Finally, a note that the entry on spinal cord injury within the Stem Cell Network's patient section has been updated and expanded. We are working to update all the entries in this section and to add new ones in the coming year. 

January 26, 2012

Good news for hESC trials: transplanted human embryonic stem cell-derived retinal pigment epithelium… and it’s safe!

by Angela C.H. McDonald

IStock_000012475983XSmallAs has been reported broadly this week, transplantation of human embryonic stem cell-derived retinal pigment epithelial cells appears to be safe in human patients, and it may even be efficacious (although this can only be confirmed via a Phase II trial). 

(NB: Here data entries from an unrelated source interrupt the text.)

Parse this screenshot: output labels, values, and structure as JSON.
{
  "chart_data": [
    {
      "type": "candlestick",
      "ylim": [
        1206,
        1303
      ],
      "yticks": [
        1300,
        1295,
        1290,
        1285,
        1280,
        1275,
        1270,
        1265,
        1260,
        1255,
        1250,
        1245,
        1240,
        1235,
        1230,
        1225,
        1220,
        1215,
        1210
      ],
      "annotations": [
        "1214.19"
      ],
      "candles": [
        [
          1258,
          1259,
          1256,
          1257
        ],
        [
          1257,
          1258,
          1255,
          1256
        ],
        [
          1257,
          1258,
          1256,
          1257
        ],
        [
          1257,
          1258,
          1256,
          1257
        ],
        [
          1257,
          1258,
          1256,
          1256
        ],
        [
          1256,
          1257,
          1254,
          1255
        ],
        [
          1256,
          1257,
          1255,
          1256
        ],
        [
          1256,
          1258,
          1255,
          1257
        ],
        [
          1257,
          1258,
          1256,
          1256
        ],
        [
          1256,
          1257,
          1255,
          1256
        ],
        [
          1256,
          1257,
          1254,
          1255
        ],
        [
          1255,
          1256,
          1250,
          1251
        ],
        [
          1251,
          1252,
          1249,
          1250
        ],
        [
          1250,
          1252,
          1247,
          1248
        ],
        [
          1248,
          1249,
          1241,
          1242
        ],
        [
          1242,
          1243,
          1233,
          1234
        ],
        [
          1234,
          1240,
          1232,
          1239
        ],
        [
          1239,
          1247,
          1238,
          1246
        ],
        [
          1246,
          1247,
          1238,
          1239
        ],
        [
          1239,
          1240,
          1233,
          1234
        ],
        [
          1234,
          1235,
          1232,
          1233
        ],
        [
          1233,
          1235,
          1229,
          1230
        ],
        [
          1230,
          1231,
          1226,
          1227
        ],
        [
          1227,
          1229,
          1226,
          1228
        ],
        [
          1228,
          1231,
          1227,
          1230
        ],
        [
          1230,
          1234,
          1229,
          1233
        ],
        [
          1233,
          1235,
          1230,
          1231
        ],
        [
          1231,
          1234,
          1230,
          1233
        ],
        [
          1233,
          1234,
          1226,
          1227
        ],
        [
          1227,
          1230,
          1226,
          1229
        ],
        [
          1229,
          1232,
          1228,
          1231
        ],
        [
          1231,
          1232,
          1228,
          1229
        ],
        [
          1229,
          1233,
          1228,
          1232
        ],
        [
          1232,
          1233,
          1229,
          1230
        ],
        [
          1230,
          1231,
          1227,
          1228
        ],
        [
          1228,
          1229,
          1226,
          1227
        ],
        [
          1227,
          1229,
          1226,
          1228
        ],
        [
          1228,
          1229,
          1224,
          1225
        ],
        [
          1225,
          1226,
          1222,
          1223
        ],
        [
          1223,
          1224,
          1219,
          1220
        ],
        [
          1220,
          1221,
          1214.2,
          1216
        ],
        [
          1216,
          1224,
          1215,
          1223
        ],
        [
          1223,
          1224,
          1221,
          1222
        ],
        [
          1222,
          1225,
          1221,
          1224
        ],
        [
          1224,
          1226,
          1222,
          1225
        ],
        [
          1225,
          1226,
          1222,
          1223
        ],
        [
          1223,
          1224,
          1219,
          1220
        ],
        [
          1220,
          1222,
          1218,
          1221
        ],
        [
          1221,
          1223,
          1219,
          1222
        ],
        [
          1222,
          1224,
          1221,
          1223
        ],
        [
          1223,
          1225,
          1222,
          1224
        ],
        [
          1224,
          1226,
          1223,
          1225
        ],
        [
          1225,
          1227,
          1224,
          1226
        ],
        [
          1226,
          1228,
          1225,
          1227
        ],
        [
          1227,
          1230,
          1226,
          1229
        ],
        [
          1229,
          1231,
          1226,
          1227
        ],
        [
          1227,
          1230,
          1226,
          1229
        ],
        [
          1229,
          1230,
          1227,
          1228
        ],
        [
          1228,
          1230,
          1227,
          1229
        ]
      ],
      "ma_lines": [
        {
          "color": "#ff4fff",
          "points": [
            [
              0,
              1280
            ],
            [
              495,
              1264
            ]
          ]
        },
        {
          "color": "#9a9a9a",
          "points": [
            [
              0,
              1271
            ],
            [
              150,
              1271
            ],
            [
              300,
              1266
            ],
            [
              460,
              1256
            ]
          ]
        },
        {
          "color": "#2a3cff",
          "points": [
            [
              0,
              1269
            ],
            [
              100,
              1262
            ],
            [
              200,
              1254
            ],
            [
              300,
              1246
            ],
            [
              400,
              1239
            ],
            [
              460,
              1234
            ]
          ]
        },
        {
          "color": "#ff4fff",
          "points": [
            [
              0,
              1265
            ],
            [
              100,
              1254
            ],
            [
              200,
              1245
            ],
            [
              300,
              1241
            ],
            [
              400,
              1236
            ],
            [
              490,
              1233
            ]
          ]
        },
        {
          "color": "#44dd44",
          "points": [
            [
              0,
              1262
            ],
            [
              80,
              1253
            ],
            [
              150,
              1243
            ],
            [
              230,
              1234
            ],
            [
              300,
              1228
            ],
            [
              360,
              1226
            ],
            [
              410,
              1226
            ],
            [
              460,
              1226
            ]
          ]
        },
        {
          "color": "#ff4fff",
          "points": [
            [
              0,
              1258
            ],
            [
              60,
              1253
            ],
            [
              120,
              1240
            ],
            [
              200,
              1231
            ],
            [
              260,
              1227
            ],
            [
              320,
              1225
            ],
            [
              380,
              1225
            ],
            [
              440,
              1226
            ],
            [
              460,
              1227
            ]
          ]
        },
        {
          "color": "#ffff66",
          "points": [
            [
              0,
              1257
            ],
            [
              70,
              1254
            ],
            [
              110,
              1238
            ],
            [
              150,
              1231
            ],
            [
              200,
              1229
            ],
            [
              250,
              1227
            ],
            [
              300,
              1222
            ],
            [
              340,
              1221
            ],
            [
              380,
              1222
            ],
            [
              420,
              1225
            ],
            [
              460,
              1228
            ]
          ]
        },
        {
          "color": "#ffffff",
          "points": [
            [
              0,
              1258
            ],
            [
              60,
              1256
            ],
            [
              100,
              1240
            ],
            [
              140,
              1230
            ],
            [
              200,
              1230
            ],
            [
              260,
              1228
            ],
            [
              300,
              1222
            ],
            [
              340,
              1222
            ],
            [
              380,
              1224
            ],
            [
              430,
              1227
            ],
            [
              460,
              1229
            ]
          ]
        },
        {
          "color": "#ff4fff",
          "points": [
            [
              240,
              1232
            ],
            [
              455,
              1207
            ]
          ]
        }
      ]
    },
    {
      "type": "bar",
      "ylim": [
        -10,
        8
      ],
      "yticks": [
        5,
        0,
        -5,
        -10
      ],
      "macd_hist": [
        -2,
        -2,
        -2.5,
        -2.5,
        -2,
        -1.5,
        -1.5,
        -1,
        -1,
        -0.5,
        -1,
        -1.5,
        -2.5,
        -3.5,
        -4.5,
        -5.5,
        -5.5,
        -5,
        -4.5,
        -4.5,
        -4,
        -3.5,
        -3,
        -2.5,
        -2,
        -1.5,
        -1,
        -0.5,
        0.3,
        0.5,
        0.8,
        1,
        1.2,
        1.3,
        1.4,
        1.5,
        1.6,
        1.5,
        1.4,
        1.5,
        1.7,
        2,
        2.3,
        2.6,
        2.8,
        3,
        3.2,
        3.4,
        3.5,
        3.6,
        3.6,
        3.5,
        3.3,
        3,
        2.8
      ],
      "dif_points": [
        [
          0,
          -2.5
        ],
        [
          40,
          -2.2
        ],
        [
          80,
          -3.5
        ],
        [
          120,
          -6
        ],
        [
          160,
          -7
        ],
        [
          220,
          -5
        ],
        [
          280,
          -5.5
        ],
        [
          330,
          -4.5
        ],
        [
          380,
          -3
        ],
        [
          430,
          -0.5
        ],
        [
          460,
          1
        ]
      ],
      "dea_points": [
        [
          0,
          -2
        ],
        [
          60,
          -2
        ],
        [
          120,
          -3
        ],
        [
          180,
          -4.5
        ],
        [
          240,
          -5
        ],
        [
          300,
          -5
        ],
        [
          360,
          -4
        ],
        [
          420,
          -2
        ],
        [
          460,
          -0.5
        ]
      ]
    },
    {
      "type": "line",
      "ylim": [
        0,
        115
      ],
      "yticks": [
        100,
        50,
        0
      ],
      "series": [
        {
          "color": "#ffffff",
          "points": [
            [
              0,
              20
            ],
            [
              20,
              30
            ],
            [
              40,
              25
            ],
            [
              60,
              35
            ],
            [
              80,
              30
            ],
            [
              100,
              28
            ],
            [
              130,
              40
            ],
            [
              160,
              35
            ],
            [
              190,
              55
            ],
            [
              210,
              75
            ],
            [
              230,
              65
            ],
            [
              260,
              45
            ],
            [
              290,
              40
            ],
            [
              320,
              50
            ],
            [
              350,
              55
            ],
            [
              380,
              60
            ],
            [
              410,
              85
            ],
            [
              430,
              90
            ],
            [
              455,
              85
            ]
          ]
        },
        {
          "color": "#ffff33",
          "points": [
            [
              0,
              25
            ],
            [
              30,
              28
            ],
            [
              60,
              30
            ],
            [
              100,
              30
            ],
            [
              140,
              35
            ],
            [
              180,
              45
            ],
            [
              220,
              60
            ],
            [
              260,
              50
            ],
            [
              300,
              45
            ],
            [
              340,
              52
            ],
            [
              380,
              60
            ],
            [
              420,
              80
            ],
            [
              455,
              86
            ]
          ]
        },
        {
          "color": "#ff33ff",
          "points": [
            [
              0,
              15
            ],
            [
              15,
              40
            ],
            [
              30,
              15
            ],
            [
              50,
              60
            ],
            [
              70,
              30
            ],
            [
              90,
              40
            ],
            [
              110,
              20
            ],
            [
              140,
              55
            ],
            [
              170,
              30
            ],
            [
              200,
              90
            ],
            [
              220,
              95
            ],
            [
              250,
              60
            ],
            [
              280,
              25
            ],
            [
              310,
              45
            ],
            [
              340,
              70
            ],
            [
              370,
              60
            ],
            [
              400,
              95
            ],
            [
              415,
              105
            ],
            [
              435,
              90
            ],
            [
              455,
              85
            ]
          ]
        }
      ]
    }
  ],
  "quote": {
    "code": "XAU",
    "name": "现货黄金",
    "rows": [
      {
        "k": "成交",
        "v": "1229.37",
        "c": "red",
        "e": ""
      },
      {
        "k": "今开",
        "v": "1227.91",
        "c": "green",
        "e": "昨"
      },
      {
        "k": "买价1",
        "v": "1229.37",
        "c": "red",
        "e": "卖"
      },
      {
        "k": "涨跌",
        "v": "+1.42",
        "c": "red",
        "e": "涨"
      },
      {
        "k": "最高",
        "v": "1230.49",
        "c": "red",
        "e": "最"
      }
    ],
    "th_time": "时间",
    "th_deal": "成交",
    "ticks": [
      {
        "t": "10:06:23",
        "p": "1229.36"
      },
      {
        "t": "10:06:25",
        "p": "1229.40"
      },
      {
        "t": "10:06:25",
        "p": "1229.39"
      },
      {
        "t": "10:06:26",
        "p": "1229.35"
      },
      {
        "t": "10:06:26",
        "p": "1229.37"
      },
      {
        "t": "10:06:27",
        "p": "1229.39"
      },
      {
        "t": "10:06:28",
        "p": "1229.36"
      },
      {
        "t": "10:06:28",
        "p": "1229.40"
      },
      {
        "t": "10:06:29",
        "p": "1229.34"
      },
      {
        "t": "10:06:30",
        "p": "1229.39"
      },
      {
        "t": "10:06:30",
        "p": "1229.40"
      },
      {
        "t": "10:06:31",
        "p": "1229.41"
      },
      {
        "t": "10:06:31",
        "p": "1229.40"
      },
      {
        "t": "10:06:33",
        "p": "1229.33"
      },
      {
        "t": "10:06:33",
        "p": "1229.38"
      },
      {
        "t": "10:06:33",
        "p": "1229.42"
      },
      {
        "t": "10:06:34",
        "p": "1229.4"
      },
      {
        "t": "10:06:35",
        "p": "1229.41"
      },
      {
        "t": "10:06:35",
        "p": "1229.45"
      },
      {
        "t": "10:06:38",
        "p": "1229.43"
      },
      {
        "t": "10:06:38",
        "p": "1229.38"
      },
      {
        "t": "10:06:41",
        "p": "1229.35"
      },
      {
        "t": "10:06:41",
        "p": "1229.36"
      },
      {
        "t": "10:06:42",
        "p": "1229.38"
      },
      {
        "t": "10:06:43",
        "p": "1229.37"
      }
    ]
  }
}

Advanced Cell Technology (of California) published a preliminary clinical report of their Phase I clinical trials online this Monday in the Lancet. The two Phase I clinical trials were initiated at UCLA’s Jules Stein Eye Institute in July 2011. These trials aimed to treat Stargardt’s Macular Dystrophy and Dry Age-Related Macular Degeneration (two major causes of blindness in the developed world). Each trial will enroll up to 12 patients, with a safety endpoint at 12 months. Four months following transplantation, no adverse affects such as tumorigenicity, ectopic tissue formation, inflammation or cell proliferation could be detected in patients.

The subretinal space of one eye in each patient was injected with retinal pigment epithelial cells generated from human embryonic stem cells. The retinal pigment epithelium is a single cell-thick protective layer in the eye. In the eye of a macular degeneration patient, retinal pigment epithelial cell degeneration causes dysfunction of photoreceptors (which sit on top of the retinal pigment epithelium) and vision in that area of the eye is lost.

Although visual acuity assessments revealed functional improvements in the transplanted eye of each patient, these results should be interpreted with caution. While the Stargardt’s Macular Dystrophy patient only showed improvement in the transplanted eye, the Dry Age-Related Macular Degeneration patient showed improved visual function in both. However, the injected eye did show more improvement than the non-treated eye.

Despite the fact that Monday’s report is very preliminary (results from only two patients at the four-month mark), the company must have a great deal of confidence in the trial for it to have made this public announcement. Additionally, Advanced Cell Technology announced in a press release published on their website Monday that patient enrollment has now begun in the UK for a Phase I clinical trial for Stargardt’s Macular Dystrophy and the first patient was treated in London last Friday.

This exciting news comes just two months after Geron’s announcement to end the first ever FDA-approved human embryonic stem cell Phase I clinical trial, a move described as a strategic financial decision by Geron (covered in a previous blog entry). Disappointment and controversy surrounded the sudden halt of the Geron trial and some question the motive behind this decision. Some speculate that a lack of efficacy in this safety trial is what lead Geron to pull the plug.

Although it felt like the stem cell community took a number of hits in 2011 (including the shut down of the Geron trial and the prohibition of patents for human embryonic stem cell products by the EU), it seems that 2012 is off to a great start.